For Terry Cooney, the questions never seem to stop.
And the longer Roger "the Dodger" Clemens is able to avoid his suspension, the more Cooney is reminded of last year's incident in the playoffs. Cooney was the home plate umpire who threw Clemens out of the fourth game of the American League Championship Series.
After deliberating all winter, AL president Dr. Bobby Brown decided that Clemens' indiscretion was worth a $10,000 fine and a five-game suspension to begin with the first game of this season.
Yesterday the Boston ace, working on his second appeal, won his third straight game. Cooney was the one who missed Opening Day -- part of the one-day lockout of the major league umpires. The timing of the decision and the subsequent appeals allowed Roger to avoid missing an Opening Day start against Toronto, Boston's primary division rival.
The fact that Clemens has been able to manipulate the suspension to the point where it might actually be a benefit may make a mockery of the system, but it doesn't bother Cooney. The only thing that bothered the veteran umpire about Opening Day was that he was off the job because of the labor dispute.
"He has had his appeals," Cooney said of Clemens. "That doesn't bother me at all. The only problem is that people won't let it drop."

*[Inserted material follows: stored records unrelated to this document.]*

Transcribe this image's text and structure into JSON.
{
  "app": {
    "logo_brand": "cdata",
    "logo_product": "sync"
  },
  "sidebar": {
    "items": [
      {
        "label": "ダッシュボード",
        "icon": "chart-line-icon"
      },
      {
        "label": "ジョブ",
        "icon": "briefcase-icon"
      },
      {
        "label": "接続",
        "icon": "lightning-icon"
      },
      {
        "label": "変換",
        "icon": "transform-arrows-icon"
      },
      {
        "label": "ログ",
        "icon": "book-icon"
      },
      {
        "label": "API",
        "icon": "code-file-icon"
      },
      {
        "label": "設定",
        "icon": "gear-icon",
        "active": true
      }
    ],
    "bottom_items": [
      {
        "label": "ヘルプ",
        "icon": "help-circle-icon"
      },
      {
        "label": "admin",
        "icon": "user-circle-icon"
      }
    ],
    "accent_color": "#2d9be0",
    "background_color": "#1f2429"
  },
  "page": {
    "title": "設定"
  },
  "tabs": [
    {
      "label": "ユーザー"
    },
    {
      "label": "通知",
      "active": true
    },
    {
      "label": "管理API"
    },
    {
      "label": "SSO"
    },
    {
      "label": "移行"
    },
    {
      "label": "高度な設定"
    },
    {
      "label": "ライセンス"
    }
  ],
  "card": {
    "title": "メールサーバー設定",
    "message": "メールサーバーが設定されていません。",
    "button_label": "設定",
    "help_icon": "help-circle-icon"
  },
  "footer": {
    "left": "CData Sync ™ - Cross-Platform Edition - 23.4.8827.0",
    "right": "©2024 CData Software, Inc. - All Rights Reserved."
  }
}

The real problem, however, is that this matter has been allowed to drag on this long. It would be one thing is we were talking about a court of law. But for the legal process within the game of baseball to allow a matter of this magnitude drag on for over six months is absurd.
At this point commissioner Fay Vincent, in whose hands the final decision now rests, might as well do away with the suspension. Had Clemens been forced to sit out the first five games of the season, it would have cost him one start -- and, because of off days, kept him from game action for a week. Now, if Vincent upholds the original penalty and plays diplomat by starting it today -- or any day after Clemens pitches -- all that happens is that the Boston ace gets an extra day of rest between assignments. That amounts to nothing more than a built-in rainout, which is hardly a penalty.
The only way for Vincent to uphold the intent of Brown's ruling is to carefully monitor the Red Sox rotation -- and start the suspension on a day that Clemens is scheduled to pitch. Anything else allows Roger The Dodger, and the Red Sox, to beat the rap.
That might be unfair to Cooney, who has taken a lot of flap over the incident, but he could care less. He would just like to see the issue go away.
* THE DAULTON EFFECT: Remember when the Phillies helped establish the free-agent market last November when they gave catcher Darren Daulton $6.7 million for three years? That contract, more than anything else, established the value of ex-Oriole Mickey Tettleton, leading to his trade for Jeff Robinson.
The early returns on their investment have not been encouraging for the Phillies. After eight games, Daulton was hitting .176 and had struck out eight times -- five in an extra-inning loss to the Cubs. In addition, base-stealers were successful in 20 of their first 21 attempts against Daulton and the Philadelphia pitching staff.
The Phillies, incidentally, could be the Detroit Tigers of the National League. In addition to Daulton, Dickie Thon (11), Dale Murphy (nine) and Von Hayes (seven) opened on a wicked whiff pace.
* GRIFFEYS, MEET THE DEMPSEYS: It was 14 years ago that Rick Dempsey first revealed his desire to catch in four different decades. The pronouncement came after he signed a three-year contract with the Orioles in 1977. ("Their worst offer was better than my best," he said at the time.)
Now Dempsey, who broke in with the Twins in 1969, is two years into his fourth decade and his goals have "expanded," if you'll pardon the pun. "What's next? Are you going to wait around for expansion?" Dempsey was asked yesterday.
"Why not?" he answered. The National League will add two teams for the 1993 season. By that time Dempsey's son John, who is in the St. Louis system, could be knocking on the door.
* TROUBLE IN THE TWIN CITIES? Jack Morris, the very expensive free agent who was expected to return home (he's from St. Paul, Minn.) and anchor the Twins pitching staff, has already been hammered twice. The righthander is a workhorse, but all those innings he pitched in Detroit may have taken a huge toll.
In another interesting development involving the Twins, manager Tom Kelly has already used a pinch-hitter for Kent Hrbek twice against lefthanded pitchers. That hasn't happened since the big lefthanded slugger broke into the big leagues.
* IMPERTINENT QUESTIONS (ALL ABOUT THE O'S): How much concentration (one of the favorite words) did Ben McDonald have while pitching in an extended spring training camp game?
And, if Bob Milacki has overmatched Double A hitters in his two starts with Hagerstown, what's the point in keeping him there?
Leo Gomez is going to be a good major-league hitter, but are he and Craig Worthington going to get in each other's way this year?
Since there's eventually going to be an unnamed football stadium next door to the unnamed baseball stadium, why doesn't the Maryland Unnamed Stadium Authority just hang a sign up calling the entire area the Camden Yards Complex -- and then pick a name for each unnamed stadium.
Or is that too complicated?